This episode's Kristina storyline moves you along a number of high peaks and low dips before ending on a high note. One minute she's having a booze-filled and carefree time with the girls, the next minute she sweeps her hair aside and a clump comes out in her hand. "That is...something," she says as they all look at the hair on the table. The kind of party buster unique to a cancer patient. They all decide to go home then. But Kristina has a mission.
As I predicted in a previous blog, she tries to wrest some control by shaving her head that same night--in a wordless scene. She is compelled to do it, yet hesitant, a multitude of emotions cross her face ranging from deep fear to utter exhiliration. She is still in her reverie when she stirs Adam awake, not even considering her new look might come as a shock. His stunned and startled reaction sets her off on an emotional tailspin that to some viewers might seem extreme, selfish, whiny. But if you're in Kristina's head, you know that she was at a most vulnerable state. Her port, scars, bruises which she mentions in one of her rants had set the stage for a defining moment: her husband's reaction to her baldness.

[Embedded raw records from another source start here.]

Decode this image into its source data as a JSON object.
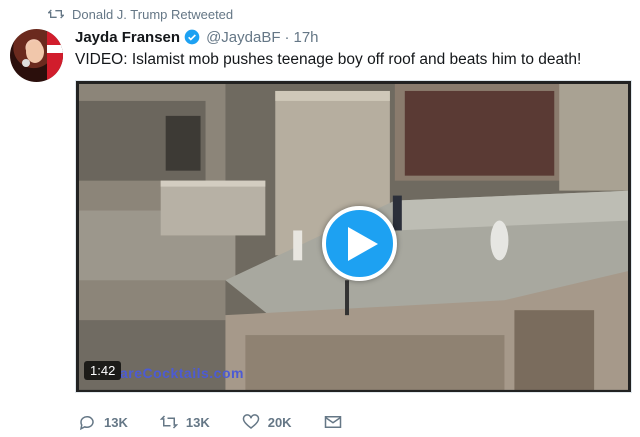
{
  "context": {
    "icon": "retweet-icon",
    "text": "Donald J. Trump Retweeted"
  },
  "tweet": {
    "name": "Jayda Fransen",
    "verified": true,
    "handle": "@JaydaBF",
    "separator": "·",
    "time": "17h",
    "text": "VIDEO: Islamist mob pushes teenage boy off roof and beats him to death!"
  },
  "video": {
    "duration": "1:42",
    "watermark": "areCocktails.com",
    "play_icon": "play-icon"
  },
  "actions": {
    "reply_count": "13K",
    "retweet_count": "13K",
    "like_count": "20K"
  },
  "colors": {
    "accent": "#1da1f2",
    "muted": "#657786",
    "text": "#14171a"
  }
}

When she ventures out, her defenses are up. If her beloved of twenty years can't stand the way she looks, she expects very little of others. She is exposed and self-conscious. She feels that people are staring at her as if she is a freak show or has leprosy.
When issues of body image arise during breast cancer, a spouse or partner's role takes on a new dimension. More than physical caretaker, more than emotional supporter, they are a litmus test on which our self-esteem precariously hangs. As much as we must garner our own inner strength, a small gesture from our husbands which might seem insignificant to others has magnified importance.
At first Kristina misunderstands Adam's reaction which then leads to each of them coming to wrong conclusions. Adam buys her a wig because he thinks she's too embarrassed to leave the house. She covers up when Adam is around because she thinks he doesn't want to see her baldness, her illness. Her attitude quickly turns around when the misunderstanding gets resolved, when they spend a night out that she plans where they can be|"husband and wife", not "husband and patient." She can confidently face the world when she is reassured by her husband's true feelings. He's all greased up and ready to go to "Funkytown." The fact that they never get there, because the fatigue of cancer abruptly interrupts, isn't the point. (It also didn't hurt that she was hit on by a 27-year-old, but her husband's reassurance I'm sure gave her the greater, lasting confidence.)
I didn't have chemo or hair loss -- I had a double mastectomy. Tissue expanders were put inside breasts newly formed from my latissimus muscle and skin on my back. Saline was injected into the expanders over the course of weeks in order to stretch the skin to prepare it for the insertion of the implants.
My left breast, which had scar tissue from previous biopsies, could not be expanded initially so it was not filled with saline at the hospital. So I returned home with one side flat and the other side inflated. I did not look at myself for quite some time, even after the sides evened out. Not while it was raw--so I closed my eyes when dressing and showering until I felt ready.
But my husband looked at me right away. That moment is one I will never forget. I stood there, vulnerable, exposed, like Kristina.
Not a flinch, not a tear, not even a sigh.
He told me I looked good, that it looked even better than he had expected. That huge moment would carry me far. To my first social outing, an engagement party two weeks after surgery--dressed up, makeup on, the remaining drains hanging from underneath my lopsided breasts. In March, to a formal dinner, my breasts huge because they had to be stretched beyond the size of the eventual implants, and they were hard as rocks. It was like walking around with a shelf extending from my chest (when my youngest sat on my lap to read a book, it felt like I was pushing her away). My body was in flux, ever-changing, not yet my own. People notice. But it doesn't matter, when you are emboldened.
During the closing scene...you must have noticed the confident stride and the battle-ready look of Kristina...you must have noticed that Adam and Kristina were smiling as they grasped hands and headed out together. But did you notice any stunned or awkward stares? For sure, Kristina did not.
Only a handful of new episodes this season. Watch Tuesdays at 10 on NBC.